WORK REQUEST
Pick out the lines below that contain the string "title" and copy them all.

Extracted records
========

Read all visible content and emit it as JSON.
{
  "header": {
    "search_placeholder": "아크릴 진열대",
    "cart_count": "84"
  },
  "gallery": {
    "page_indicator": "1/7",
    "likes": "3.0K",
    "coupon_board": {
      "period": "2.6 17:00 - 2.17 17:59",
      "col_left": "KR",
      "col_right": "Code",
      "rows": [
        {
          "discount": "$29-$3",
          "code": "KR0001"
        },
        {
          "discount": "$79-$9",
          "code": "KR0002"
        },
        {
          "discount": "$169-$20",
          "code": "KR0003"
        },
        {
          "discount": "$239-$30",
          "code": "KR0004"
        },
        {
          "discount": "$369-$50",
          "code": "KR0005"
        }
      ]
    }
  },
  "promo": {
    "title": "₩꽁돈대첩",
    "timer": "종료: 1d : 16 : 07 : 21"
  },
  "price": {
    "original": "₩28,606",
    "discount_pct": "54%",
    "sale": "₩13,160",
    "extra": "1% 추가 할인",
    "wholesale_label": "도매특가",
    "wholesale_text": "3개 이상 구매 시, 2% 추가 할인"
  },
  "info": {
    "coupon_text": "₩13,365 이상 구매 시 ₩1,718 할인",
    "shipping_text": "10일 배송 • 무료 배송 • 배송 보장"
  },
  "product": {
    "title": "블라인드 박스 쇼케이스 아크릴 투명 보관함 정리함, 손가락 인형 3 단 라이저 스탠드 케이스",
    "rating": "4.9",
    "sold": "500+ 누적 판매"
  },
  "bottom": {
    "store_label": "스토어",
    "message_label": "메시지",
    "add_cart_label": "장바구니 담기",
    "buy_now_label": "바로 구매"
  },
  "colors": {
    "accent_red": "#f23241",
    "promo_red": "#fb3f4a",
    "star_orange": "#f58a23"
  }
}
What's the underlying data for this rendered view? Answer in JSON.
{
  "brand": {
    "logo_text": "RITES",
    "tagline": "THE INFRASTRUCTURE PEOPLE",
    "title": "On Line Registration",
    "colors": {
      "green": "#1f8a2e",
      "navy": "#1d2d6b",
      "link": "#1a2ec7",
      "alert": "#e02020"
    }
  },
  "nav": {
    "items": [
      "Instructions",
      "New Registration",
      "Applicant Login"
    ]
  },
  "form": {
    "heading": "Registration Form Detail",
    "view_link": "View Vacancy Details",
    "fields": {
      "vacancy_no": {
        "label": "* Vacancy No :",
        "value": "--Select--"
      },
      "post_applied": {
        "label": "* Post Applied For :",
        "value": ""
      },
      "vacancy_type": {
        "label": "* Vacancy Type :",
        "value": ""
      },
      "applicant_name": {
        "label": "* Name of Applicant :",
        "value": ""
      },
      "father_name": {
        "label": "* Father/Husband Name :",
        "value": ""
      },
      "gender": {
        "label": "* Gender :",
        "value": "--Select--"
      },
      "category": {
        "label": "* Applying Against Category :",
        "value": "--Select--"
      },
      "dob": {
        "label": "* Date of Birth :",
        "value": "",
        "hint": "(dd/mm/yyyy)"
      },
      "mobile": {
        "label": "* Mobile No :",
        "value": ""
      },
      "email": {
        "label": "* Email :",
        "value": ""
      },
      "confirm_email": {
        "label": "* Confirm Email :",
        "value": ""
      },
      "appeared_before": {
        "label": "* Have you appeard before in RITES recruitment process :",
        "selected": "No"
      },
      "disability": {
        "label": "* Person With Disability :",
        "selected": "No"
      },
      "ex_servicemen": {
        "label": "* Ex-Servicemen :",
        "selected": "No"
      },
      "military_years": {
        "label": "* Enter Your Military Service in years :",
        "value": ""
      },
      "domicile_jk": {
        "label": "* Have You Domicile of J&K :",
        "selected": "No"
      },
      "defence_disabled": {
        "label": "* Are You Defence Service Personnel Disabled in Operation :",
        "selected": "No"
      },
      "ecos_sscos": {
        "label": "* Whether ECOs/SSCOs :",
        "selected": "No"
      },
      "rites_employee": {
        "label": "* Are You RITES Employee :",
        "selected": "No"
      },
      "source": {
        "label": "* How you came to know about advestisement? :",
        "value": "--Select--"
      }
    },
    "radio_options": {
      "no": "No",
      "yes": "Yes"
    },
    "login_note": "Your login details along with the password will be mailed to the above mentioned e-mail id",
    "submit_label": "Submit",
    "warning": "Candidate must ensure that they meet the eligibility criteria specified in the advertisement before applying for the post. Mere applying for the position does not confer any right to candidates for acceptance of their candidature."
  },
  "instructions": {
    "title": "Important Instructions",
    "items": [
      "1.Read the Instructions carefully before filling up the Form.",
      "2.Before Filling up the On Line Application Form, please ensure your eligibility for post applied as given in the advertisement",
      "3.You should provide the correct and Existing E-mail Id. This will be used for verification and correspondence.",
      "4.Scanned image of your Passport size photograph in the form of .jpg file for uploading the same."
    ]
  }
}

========

RESULT OF THIS EXERCISE
    "title": "₩꽁돈대첩",
    "title": "블라인드 박스 쇼케이스 아크릴 투명 보관함 정리함, 손가락 인형 3 단 라이저 스탠드 케이스",
    "title": "On Line Registration",
    "title": "Important Instructions",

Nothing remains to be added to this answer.